Division of Spence

The Division of Spence is an electoral district for the Australian House of Representatives. It is located in the outer northern suburbs of Adelaide in South Australia.

Spence
Australian House of Representatives Division
Division of Spence 2019.png
Location of Spence (dark green) in Greater Adelaide, South Australia
Created2019
MPNick Champion
PartyLabor
NamesakeCatherine Helen Spence
Electors119,402 (2019)
Area532 km2 (205.4 sq mi)
DemographicOuter Metropolitan
Coordinates34°42′S 138°42′E / 34.7°S 138.7°E / -34.7; 138.7Coordinates: 34°42′S 138°42′E / 34.7°S 138.7°E / -34.7; 138.7
Electorates around Spence:
Grey Barker
Spence
Hindmarsh Makin Mayo

HistoryEdit

 
Catherine Helen Spence, the division's namesake

It is named in honour of Catherine Helen Spence, an advocate for female suffrage and electoral reform and the first female political candidate in Australia.[1]

Spence was created in the electoral redistribution that concluded in July 2018 as a replacement for the Division of Wakefield. It is essentially the more urbanised southern portion of the formerly hybrid urban-rural Wakefield. The Division of Port Adelaide was abolished after South Australia was reduced from 11 electorates to ten, resulting in quite large movements of the remaining electorates' boundaries to fill in the gap.[2]

The geographic extent of Spence is approximately the Adelaide Plains between the Little Para River in the south and the Gawler River on the north, plus areas around Gawler and Salisbury.
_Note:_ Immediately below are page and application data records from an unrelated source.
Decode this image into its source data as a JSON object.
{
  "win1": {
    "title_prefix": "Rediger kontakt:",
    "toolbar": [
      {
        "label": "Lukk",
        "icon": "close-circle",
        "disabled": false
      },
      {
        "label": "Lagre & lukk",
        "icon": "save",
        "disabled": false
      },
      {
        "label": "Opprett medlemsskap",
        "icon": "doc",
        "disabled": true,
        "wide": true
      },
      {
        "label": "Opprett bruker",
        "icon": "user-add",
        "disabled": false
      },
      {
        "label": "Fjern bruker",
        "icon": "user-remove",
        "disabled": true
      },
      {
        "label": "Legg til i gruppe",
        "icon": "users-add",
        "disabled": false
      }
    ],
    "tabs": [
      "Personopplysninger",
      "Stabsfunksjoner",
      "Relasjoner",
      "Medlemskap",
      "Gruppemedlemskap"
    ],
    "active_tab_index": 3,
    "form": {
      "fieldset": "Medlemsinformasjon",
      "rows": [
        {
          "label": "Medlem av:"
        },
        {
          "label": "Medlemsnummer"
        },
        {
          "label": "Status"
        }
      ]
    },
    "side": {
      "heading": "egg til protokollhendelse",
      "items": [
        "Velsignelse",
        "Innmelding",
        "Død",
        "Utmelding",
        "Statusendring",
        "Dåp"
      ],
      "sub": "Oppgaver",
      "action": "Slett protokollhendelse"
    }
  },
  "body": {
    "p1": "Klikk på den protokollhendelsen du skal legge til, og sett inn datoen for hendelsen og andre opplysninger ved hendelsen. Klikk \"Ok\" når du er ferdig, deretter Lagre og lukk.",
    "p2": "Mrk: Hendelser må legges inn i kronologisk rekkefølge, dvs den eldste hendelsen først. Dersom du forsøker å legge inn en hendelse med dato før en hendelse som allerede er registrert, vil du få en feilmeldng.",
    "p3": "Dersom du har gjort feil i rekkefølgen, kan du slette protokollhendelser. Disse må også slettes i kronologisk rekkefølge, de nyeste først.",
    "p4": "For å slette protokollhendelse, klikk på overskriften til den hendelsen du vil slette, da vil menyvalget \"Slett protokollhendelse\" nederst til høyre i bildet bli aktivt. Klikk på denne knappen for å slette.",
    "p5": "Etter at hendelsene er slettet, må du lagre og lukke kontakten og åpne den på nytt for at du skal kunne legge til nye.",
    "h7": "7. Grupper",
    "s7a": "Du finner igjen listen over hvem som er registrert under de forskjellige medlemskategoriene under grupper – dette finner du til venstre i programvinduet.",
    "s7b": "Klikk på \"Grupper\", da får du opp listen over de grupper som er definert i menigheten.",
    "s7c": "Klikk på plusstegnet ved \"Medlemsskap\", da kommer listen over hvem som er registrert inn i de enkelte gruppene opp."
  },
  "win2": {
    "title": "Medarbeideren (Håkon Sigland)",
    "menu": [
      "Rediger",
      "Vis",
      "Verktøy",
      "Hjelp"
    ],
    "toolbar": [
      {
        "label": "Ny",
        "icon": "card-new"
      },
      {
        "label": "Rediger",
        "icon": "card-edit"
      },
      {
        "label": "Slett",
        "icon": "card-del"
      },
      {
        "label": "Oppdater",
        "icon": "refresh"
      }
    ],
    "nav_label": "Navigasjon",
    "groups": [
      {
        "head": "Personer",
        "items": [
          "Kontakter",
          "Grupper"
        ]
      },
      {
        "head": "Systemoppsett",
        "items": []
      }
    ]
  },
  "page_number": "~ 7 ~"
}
It includes all of the City of Playford and Town of Gawler; along with Concordia and Kalbeeba from the Barossa Council, and Gawler Belt and Buchfelde from Light Regional Council on the outskirts of Gawler. Spence also includes six suburbs in the City of Salisbury south of the Little Para River but west and north of Main North Road and Kings Road.[3] Spence overlaps the final configuration of Bonython before it was abolished prior to the 2004 election[4] and much of it was merged with what had been the southern part of Wakefield. Spence extends further east, west and north than Bonython did, but Wakefield had historically been a rural seat until 2004.[5]

Spence was notionally a comfortably safe Labor seat with a notional Labor margin of 17.9 percent, making it on paper the safest Labor seat in the state. By comparison, the abolished Wakefield finished with a safe Labor margin of 11.0 percent.[5] Champion retained it in 2019 with only a small swing against him. Spence is still the safest Labor seat in the state, with a 14.1 percent swing needed for the Liberals to win it.

MembersEdit

Image Member Party Term Notes
    Nick Champion
(1972–)
Labor 18 May 2019
present
Previously held the Division of Wakefield. Incumbent

Election resultsEdit

2019 Australian federal election: Spence[6]
Party Candidate Votes % ±
Labor Nick Champion 51,791 50.96 +5.79
Liberal Kathleen Bourne 26,252 25.83 +5.13
Greens Daniel Jury 7,330 7.21 +2.65
United Australia Ron Fiedler 7,157 7.04 +7.04
Independent Nathan Herbert 5,473 5.39 +5.39
Animal Justice Rita Kuhlmann 3,626 3.57 +2.96
Total formal votes 101,629 94.02 −0.14
Informal votes 6,467 5.98 +0.14
Turnout 108,096 90.54 +2.63
Two-party-preferred result
Labor Nick Champion 65,174 64.13 −3.04
Liberal Kathleen Bourne 36,455 35.87 +3.04
Labor hold Swing −3.04

ReferencesEdit

  1. ^ "Profile of the electoral division of Spence (SA)". Australian Electoral Commission. 20 July 2018. Retrieved 28 July 2018.
  2. ^ "Proposed redistribution of South Australia into electoral divisions" (PDF). Report of the Redistribution Committee for South Australia. Australian Electoral Commission. April 2018. Retrieved 28 July 2018.
  3. ^ Map of the Federal Electoral Division of Spence (PDF) (Map). Australian Electoral Commission. July 2018. Retrieved 28 July 2018.
  4. ^ Bonython boundary map, 2001: AEC
  5. ^ a b "2017-18 Federal Redistribution - South Australia". ABC Elections. 26 June 2018.
  6. ^ Spence, SA, Tally Room 2019, Australian Electoral Commission.